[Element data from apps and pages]
= Beginning of Section =
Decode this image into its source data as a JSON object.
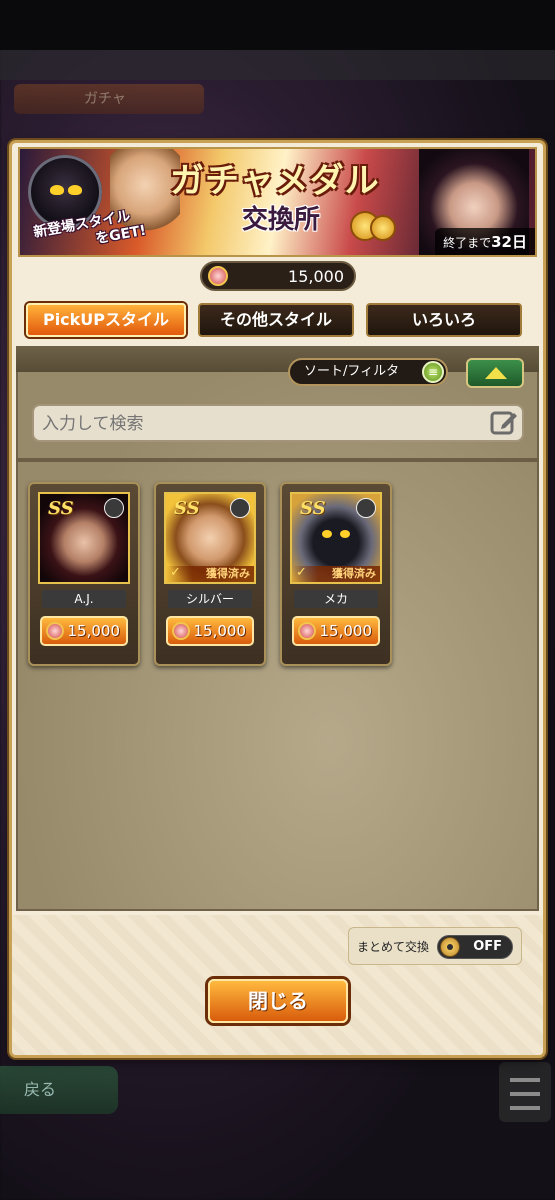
{
  "background": {
    "screen_title": "ガチャ",
    "back_label": "戻る"
  },
  "banner": {
    "title": "ガチャメダル",
    "subtitle": "交換所",
    "promo_line1": "新登場スタイル",
    "promo_line2": "をGET!",
    "deadline_prefix": "終了まで",
    "deadline_value": "32日"
  },
  "medal_balance": "15,000",
  "tabs": [
    {
      "label": "PickUPスタイル",
      "active": true
    },
    {
      "label": "その他スタイル",
      "active": false
    },
    {
      "label": "いろいろ",
      "active": false
    }
  ],
  "sort_filter": {
    "label": "ソート/フィルタ",
    "icon": "list-icon"
  },
  "collapse_toggle": {
    "icon": "triangle-up-icon"
  },
  "search": {
    "placeholder": "入力して検索",
    "value": "",
    "icon": "edit-icon"
  },
  "items": [
    {
      "name": "A.J.",
      "rank": "SS",
      "owned": false,
      "owned_label": "",
      "price": "15,000",
      "weapon_icon": "weapon-icon",
      "portrait_colors": [
        "#2a1410",
        "#d9a98a",
        "#7a1c1c"
      ]
    },
    {
      "name": "シルバー",
      "rank": "SS",
      "owned": true,
      "owned_label": "獲得済み",
      "price": "15,000",
      "weapon_icon": "sword-icon",
      "portrait_colors": [
        "#f2c23a",
        "#e8b48a",
        "#8a4e1c"
      ]
    },
    {
      "name": "メカ",
      "rank": "SS",
      "owned": true,
      "owned_label": "獲得済み",
      "price": "15,000",
      "weapon_icon": "gun-icon",
      "portrait_colors": [
        "#d7a23a",
        "#1a1a22",
        "#6a6a7a"
      ]
    }
  ],
  "bulk_exchange": {
    "label": "まとめて交換",
    "state": "OFF"
  },
  "close_button": {
    "label": "閉じる"
  },
  "colors": {
    "accent_orange": "#e2590d",
    "panel_cream": "#f4ecd8",
    "frame_gold": "#c8a154"
  }
}
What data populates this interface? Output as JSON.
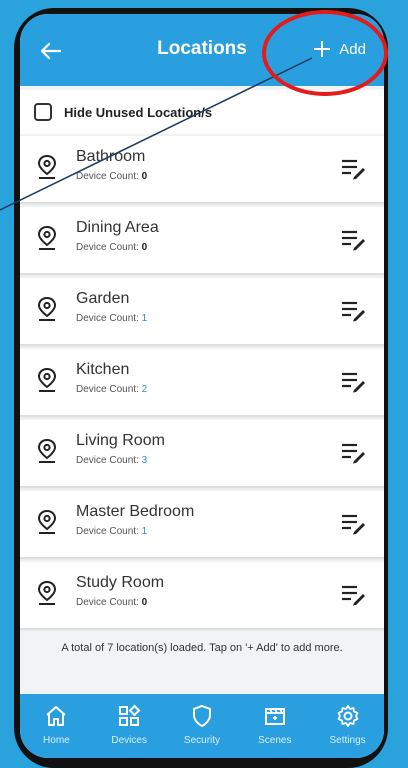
{
  "header": {
    "title": "Locations",
    "add_label": "Add"
  },
  "hide_unused_label": "Hide Unused Location/s",
  "locations": [
    {
      "name": "Bathroom",
      "count_label": "Device Count:",
      "count": "0"
    },
    {
      "name": "Dining Area",
      "count_label": "Device Count:",
      "count": "0"
    },
    {
      "name": "Garden",
      "count_label": "Device Count:",
      "count": "1"
    },
    {
      "name": "Kitchen",
      "count_label": "Device Count:",
      "count": "2"
    },
    {
      "name": "Living Room",
      "count_label": "Device Count:",
      "count": "3"
    },
    {
      "name": "Master Bedroom",
      "count_label": "Device Count:",
      "count": "1"
    },
    {
      "name": "Study Room",
      "count_label": "Device Count:",
      "count": "0"
    }
  ],
  "footer_note": "A total of 7 location(s) loaded. Tap on '+ Add' to add more.",
  "nav": [
    {
      "label": "Home",
      "icon": "home-icon"
    },
    {
      "label": "Devices",
      "icon": "devices-icon"
    },
    {
      "label": "Security",
      "icon": "shield-icon"
    },
    {
      "label": "Scenes",
      "icon": "scenes-icon"
    },
    {
      "label": "Settings",
      "icon": "gear-icon"
    }
  ],
  "colors": {
    "accent": "#2a9fe0",
    "annotation": "#e41b1b",
    "count_nonzero": "#2a8fd6"
  }
}
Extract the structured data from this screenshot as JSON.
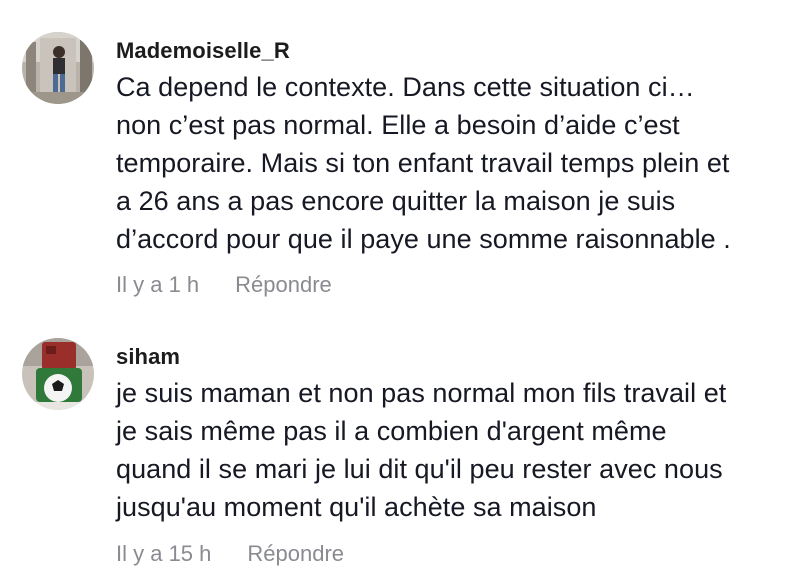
{
  "comments": [
    {
      "username": "Mademoiselle_R",
      "avatar_icon": "user-photo-avatar",
      "text": "Ca depend le contexte. Dans cette situation ci…\nnon c’est pas normal. Elle a besoin d’aide c’est\ntemporaire. Mais si ton enfant travail temps plein et\na 26 ans a pas encore quitter la maison je suis\nd’accord pour que il paye une somme raisonnable .",
      "time": "Il y a 1 h",
      "reply_label": "Répondre"
    },
    {
      "username": "siham",
      "avatar_icon": "cake-photo-avatar",
      "text": "je suis maman et non pas normal mon fils travail et\nje sais même pas il a combien d'argent même\nquand il se mari je lui dit qu'il peu rester avec nous\njusqu'au moment qu'il achète sa maison",
      "time": "Il y a 15 h",
      "reply_label": "Répondre"
    }
  ],
  "colors": {
    "text": "#161823",
    "meta": "#8a8b91"
  }
}
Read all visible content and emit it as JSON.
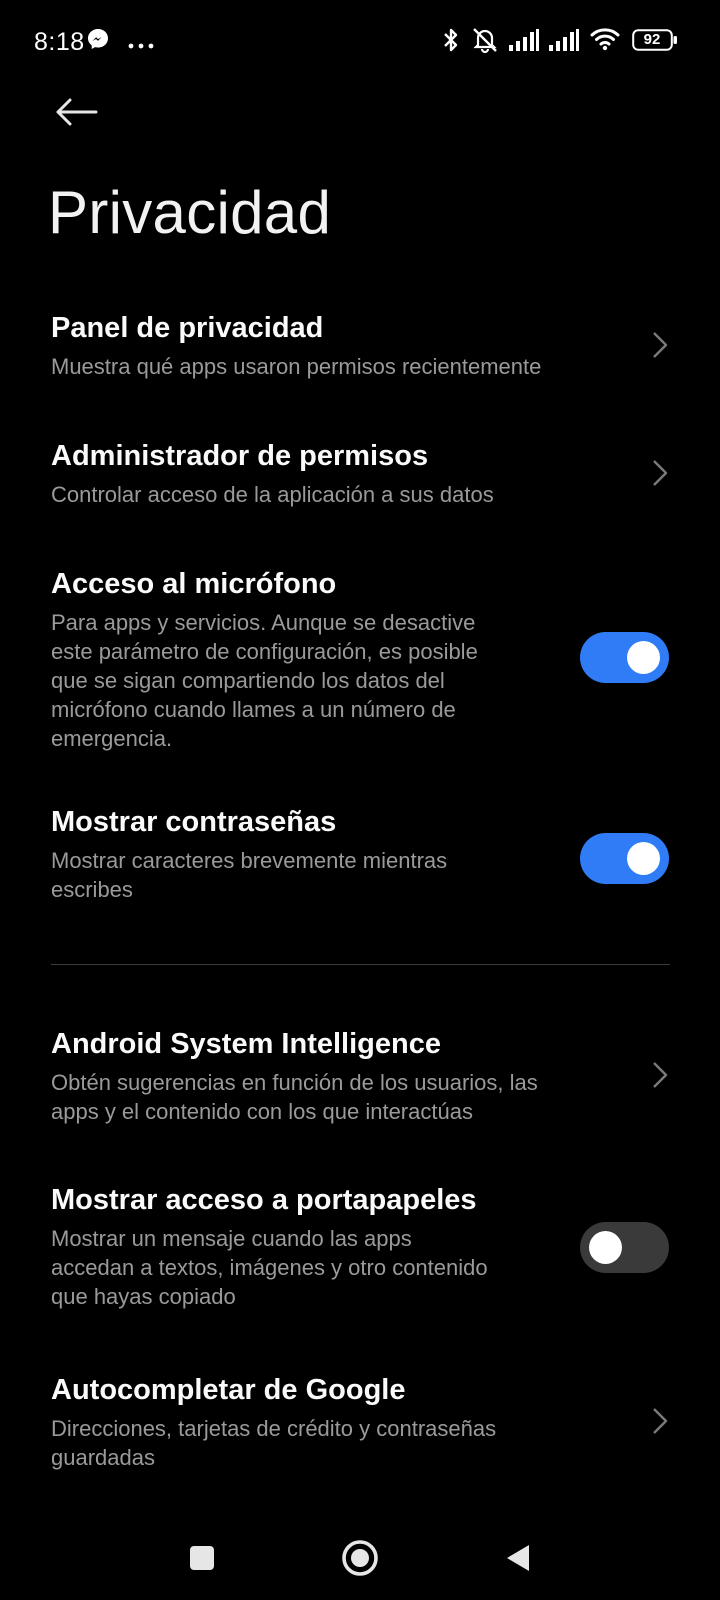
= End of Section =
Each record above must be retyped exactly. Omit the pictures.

_Your solution_.
Decode this image into its source data as a JSON object.
{
  "background": {
    "screen_title": "ガチャ",
    "back_label": "戻る"
  },
  "banner": {
    "title": "ガチャメダル",
    "subtitle": "交換所",
    "promo_line1": "新登場スタイル",
    "promo_line2": "をGET!",
    "deadline_prefix": "終了まで",
    "deadline_value": "32日"
  },
  "medal_balance": "15,000",
  "tabs": [
    {
      "label": "PickUPスタイル",
      "active": true
    },
    {
      "label": "その他スタイル",
      "active": false
    },
    {
      "label": "いろいろ",
      "active": false
    }
  ],
  "sort_filter": {
    "label": "ソート/フィルタ",
    "icon": "list-icon"
  },
  "collapse_toggle": {
    "icon": "triangle-up-icon"
  },
  "search": {
    "placeholder": "入力して検索",
    "value": "",
    "icon": "edit-icon"
  },
  "items": [
    {
      "name": "A.J.",
      "rank": "SS",
      "owned": false,
      "owned_label": "",
      "price": "15,000",
      "weapon_icon": "weapon-icon",
      "portrait_colors": [
        "#2a1410",
        "#d9a98a",
        "#7a1c1c"
      ]
    },
    {
      "name": "シルバー",
      "rank": "SS",
      "owned": true,
      "owned_label": "獲得済み",
      "price": "15,000",
      "weapon_icon": "sword-icon",
      "portrait_colors": [
        "#f2c23a",
        "#e8b48a",
        "#8a4e1c"
      ]
    },
    {
      "name": "メカ",
      "rank": "SS",
      "owned": true,
      "owned_label": "獲得済み",
      "price": "15,000",
      "weapon_icon": "gun-icon",
      "portrait_colors": [
        "#d7a23a",
        "#1a1a22",
        "#6a6a7a"
      ]
    }
  ],
  "bulk_exchange": {
    "label": "まとめて交換",
    "state": "OFF"
  },
  "close_button": {
    "label": "閉じる"
  },
  "colors": {
    "accent_orange": "#e2590d",
    "panel_cream": "#f4ecd8",
    "frame_gold": "#c8a154"
  }
}
What data populates this interface? Output as JSON.
{
  "header": {
    "title": "Locations",
    "add_label": "Add"
  },
  "hide_unused_label": "Hide Unused Location/s",
  "locations": [
    {
      "name": "Bathroom",
      "count_label": "Device Count:",
      "count": "0"
    },
    {
      "name": "Dining Area",
      "count_label": "Device Count:",
      "count": "0"
    },
    {
      "name": "Garden",
      "count_label": "Device Count:",
      "count": "1"
    },
    {
      "name": "Kitchen",
      "count_label": "Device Count:",
      "count": "2"
    },
    {
      "name": "Living Room",
      "count_label": "Device Count:",
      "count": "3"
    },
    {
      "name": "Master Bedroom",
      "count_label": "Device Count:",
      "count": "1"
    },
    {
      "name": "Study Room",
      "count_label": "Device Count:",
      "count": "0"
    }
  ],
  "footer_note": "A total of 7 location(s) loaded. Tap on '+ Add' to add more.",
  "nav": [
    {
      "label": "Home",
      "icon": "home-icon"
    },
    {
      "label": "Devices",
      "icon": "devices-icon"
    },
    {
      "label": "Security",
      "icon": "shield-icon"
    },
    {
      "label": "Scenes",
      "icon": "scenes-icon"
    },
    {
      "label": "Settings",
      "icon": "gear-icon"
    }
  ],
  "colors": {
    "accent": "#2a9fe0",
    "annotation": "#e41b1b",
    "count_nonzero": "#2a8fd6"
  }
}
Extract the structured data from this screenshot as JSON.
{
  "comments": [
    {
      "username": "Mademoiselle_R",
      "avatar_icon": "user-photo-avatar",
      "text": "Ca depend le contexte. Dans cette situation ci…\nnon c’est pas normal. Elle a besoin d’aide c’est\ntemporaire. Mais si ton enfant travail temps plein et\na 26 ans a pas encore quitter la maison je suis\nd’accord pour que il paye une somme raisonnable .",
      "time": "Il y a 1 h",
      "reply_label": "Répondre"
    },
    {
      "username": "siham",
      "avatar_icon": "cake-photo-avatar",
      "text": "je suis maman et non pas normal mon fils travail et\nje sais même pas il a combien d'argent même\nquand il se mari je lui dit qu'il peu rester avec nous\njusqu'au moment qu'il achète sa maison",
      "time": "Il y a 15 h",
      "reply_label": "Répondre"
    }
  ],
  "colors": {
    "text": "#161823",
    "meta": "#8a8b91"
  }
}
Read all visible content and emit it as JSON.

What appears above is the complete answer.